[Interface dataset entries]
═══

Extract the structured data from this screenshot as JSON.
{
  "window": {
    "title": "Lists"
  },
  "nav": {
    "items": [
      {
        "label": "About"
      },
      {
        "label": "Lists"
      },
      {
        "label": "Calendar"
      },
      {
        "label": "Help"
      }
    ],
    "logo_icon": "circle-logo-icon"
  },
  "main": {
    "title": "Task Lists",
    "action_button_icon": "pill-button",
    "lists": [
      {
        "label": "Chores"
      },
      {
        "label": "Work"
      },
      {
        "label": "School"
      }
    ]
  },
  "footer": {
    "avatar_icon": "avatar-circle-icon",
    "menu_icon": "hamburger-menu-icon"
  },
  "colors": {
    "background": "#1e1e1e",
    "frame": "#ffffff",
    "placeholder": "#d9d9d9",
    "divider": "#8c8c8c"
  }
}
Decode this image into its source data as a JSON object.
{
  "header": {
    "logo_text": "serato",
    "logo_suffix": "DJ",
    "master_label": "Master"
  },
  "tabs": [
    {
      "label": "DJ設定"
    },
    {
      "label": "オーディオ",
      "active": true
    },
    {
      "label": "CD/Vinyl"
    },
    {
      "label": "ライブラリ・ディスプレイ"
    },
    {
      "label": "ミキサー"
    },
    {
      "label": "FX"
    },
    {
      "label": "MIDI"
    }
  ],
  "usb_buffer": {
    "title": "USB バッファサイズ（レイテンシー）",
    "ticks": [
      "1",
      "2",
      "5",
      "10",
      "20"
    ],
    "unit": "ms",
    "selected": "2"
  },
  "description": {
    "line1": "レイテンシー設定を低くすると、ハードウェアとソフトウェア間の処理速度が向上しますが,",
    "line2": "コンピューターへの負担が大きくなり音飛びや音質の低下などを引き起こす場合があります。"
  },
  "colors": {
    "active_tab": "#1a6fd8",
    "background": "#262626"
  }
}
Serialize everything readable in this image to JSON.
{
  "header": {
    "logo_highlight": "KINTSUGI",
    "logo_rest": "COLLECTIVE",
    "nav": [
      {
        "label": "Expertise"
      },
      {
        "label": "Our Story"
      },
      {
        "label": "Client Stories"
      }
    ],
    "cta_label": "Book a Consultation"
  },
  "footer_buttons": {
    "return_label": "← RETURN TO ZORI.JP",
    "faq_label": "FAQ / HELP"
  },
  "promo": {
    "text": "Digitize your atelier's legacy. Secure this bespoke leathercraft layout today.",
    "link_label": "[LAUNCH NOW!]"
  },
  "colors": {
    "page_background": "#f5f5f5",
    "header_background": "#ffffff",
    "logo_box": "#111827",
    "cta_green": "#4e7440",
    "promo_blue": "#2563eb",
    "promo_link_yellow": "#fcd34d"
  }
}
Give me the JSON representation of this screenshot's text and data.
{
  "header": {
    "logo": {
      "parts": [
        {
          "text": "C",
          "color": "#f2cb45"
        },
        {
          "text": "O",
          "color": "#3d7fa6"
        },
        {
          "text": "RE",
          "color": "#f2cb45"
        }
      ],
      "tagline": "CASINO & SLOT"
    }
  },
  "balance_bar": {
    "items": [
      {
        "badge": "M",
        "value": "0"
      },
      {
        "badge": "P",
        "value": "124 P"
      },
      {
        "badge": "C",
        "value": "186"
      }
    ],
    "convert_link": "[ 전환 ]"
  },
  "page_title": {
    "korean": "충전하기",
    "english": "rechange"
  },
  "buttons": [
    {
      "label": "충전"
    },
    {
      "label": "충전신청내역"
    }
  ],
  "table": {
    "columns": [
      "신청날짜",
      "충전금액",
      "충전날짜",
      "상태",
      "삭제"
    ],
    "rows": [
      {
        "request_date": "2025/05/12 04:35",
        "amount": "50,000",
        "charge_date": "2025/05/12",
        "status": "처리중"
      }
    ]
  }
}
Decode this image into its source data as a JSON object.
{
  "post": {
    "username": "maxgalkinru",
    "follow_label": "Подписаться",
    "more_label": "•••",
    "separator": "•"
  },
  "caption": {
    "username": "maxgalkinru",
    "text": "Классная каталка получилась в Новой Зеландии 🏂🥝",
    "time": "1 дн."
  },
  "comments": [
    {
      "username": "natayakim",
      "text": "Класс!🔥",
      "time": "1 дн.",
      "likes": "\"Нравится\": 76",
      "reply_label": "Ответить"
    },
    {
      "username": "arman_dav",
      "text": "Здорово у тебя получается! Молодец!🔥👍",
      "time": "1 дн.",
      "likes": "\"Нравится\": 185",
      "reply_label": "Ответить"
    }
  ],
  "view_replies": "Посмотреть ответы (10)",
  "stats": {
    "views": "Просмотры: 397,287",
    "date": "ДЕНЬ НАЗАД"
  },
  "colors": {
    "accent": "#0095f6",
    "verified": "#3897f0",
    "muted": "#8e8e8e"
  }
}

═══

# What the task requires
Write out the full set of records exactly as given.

# Exercise solution
Extract the structured data from this screenshot as JSON.
{
  "window": {
    "title": "Lists"
  },
  "nav": {
    "items": [
      {
        "label": "About"
      },
      {
        "label": "Lists"
      },
      {
        "label": "Calendar"
      },
      {
        "label": "Help"
      }
    ],
    "logo_icon": "circle-logo-icon"
  },
  "main": {
    "title": "Task Lists",
    "action_button_icon": "pill-button",
    "lists": [
      {
        "label": "Chores"
      },
      {
        "label": "Work"
      },
      {
        "label": "School"
      }
    ]
  },
  "footer": {
    "avatar_icon": "avatar-circle-icon",
    "menu_icon": "hamburger-menu-icon"
  },
  "colors": {
    "background": "#1e1e1e",
    "frame": "#ffffff",
    "placeholder": "#d9d9d9",
    "divider": "#8c8c8c"
  }
}
Decode this image into its source data as a JSON object.
{
  "header": {
    "logo_text": "serato",
    "logo_suffix": "DJ",
    "master_label": "Master"
  },
  "tabs": [
    {
      "label": "DJ設定"
    },
    {
      "label": "オーディオ",
      "active": true
    },
    {
      "label": "CD/Vinyl"
    },
    {
      "label": "ライブラリ・ディスプレイ"
    },
    {
      "label": "ミキサー"
    },
    {
      "label": "FX"
    },
    {
      "label": "MIDI"
    }
  ],
  "usb_buffer": {
    "title": "USB バッファサイズ（レイテンシー）",
    "ticks": [
      "1",
      "2",
      "5",
      "10",
      "20"
    ],
    "unit": "ms",
    "selected": "2"
  },
  "description": {
    "line1": "レイテンシー設定を低くすると、ハードウェアとソフトウェア間の処理速度が向上しますが,",
    "line2": "コンピューターへの負担が大きくなり音飛びや音質の低下などを引き起こす場合があります。"
  },
  "colors": {
    "active_tab": "#1a6fd8",
    "background": "#262626"
  }
}
Serialize everything readable in this image to JSON.
{
  "header": {
    "logo_highlight": "KINTSUGI",
    "logo_rest": "COLLECTIVE",
    "nav": [
      {
        "label": "Expertise"
      },
      {
        "label": "Our Story"
      },
      {
        "label": "Client Stories"
      }
    ],
    "cta_label": "Book a Consultation"
  },
  "footer_buttons": {
    "return_label": "← RETURN TO ZORI.JP",
    "faq_label": "FAQ / HELP"
  },
  "promo": {
    "text": "Digitize your atelier's legacy. Secure this bespoke leathercraft layout today.",
    "link_label": "[LAUNCH NOW!]"
  },
  "colors": {
    "page_background": "#f5f5f5",
    "header_background": "#ffffff",
    "logo_box": "#111827",
    "cta_green": "#4e7440",
    "promo_blue": "#2563eb",
    "promo_link_yellow": "#fcd34d"
  }
}
Give me the JSON representation of this screenshot's text and data.
{
  "header": {
    "logo": {
      "parts": [
        {
          "text": "C",
          "color": "#f2cb45"
        },
        {
          "text": "O",
          "color": "#3d7fa6"
        },
        {
          "text": "RE",
          "color": "#f2cb45"
        }
      ],
      "tagline": "CASINO & SLOT"
    }
  },
  "balance_bar": {
    "items": [
      {
        "badge": "M",
        "value": "0"
      },
      {
        "badge": "P",
        "value": "124 P"
      },
      {
        "badge": "C",
        "value": "186"
      }
    ],
    "convert_link": "[ 전환 ]"
  },
  "page_title": {
    "korean": "충전하기",
    "english": "rechange"
  },
  "buttons": [
    {
      "label": "충전"
    },
    {
      "label": "충전신청내역"
    }
  ],
  "table": {
    "columns": [
      "신청날짜",
      "충전금액",
      "충전날짜",
      "상태",
      "삭제"
    ],
    "rows": [
      {
        "request_date": "2025/05/12 04:35",
        "amount": "50,000",
        "charge_date": "2025/05/12",
        "status": "처리중"
      }
    ]
  }
}
Decode this image into its source data as a JSON object.
{
  "post": {
    "username": "maxgalkinru",
    "follow_label": "Подписаться",
    "more_label": "•••",
    "separator": "•"
  },
  "caption": {
    "username": "maxgalkinru",
    "text": "Классная каталка получилась в Новой Зеландии 🏂🥝",
    "time": "1 дн."
  },
  "comments": [
    {
      "username": "natayakim",
      "text": "Класс!🔥",
      "time": "1 дн.",
      "likes": "\"Нравится\": 76",
      "reply_label": "Ответить"
    },
    {
      "username": "arman_dav",
      "text": "Здорово у тебя получается! Молодец!🔥👍",
      "time": "1 дн.",
      "likes": "\"Нравится\": 185",
      "reply_label": "Ответить"
    }
  ],
  "view_replies": "Посмотреть ответы (10)",
  "stats": {
    "views": "Просмотры: 397,287",
    "date": "ДЕНЬ НАЗАД"
  },
  "colors": {
    "accent": "#0095f6",
    "verified": "#3897f0",
    "muted": "#8e8e8e"
  }
}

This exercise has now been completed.